┌──

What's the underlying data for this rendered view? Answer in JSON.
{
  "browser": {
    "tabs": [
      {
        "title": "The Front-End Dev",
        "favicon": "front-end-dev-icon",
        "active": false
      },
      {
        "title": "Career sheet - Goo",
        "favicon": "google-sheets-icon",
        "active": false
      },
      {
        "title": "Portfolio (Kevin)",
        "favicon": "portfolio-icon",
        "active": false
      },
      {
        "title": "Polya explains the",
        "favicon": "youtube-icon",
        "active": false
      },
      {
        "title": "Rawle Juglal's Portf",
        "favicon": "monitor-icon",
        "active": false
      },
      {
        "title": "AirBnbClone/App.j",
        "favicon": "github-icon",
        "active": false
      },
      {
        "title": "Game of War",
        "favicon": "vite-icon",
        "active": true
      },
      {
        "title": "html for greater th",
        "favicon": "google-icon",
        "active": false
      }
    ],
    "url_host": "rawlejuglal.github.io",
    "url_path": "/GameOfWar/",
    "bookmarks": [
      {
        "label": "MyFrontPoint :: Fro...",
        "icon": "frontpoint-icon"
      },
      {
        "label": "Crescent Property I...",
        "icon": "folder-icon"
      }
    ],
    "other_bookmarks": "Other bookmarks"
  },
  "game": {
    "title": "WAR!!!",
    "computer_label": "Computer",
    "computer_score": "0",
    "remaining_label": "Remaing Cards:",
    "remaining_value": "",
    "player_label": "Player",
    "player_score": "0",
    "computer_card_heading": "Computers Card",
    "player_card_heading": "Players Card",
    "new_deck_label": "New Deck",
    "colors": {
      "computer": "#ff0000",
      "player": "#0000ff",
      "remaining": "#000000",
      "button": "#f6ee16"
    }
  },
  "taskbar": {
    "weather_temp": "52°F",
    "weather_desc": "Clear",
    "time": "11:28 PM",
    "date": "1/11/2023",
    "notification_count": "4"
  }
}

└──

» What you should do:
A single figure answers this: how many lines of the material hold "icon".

» Answer below:
10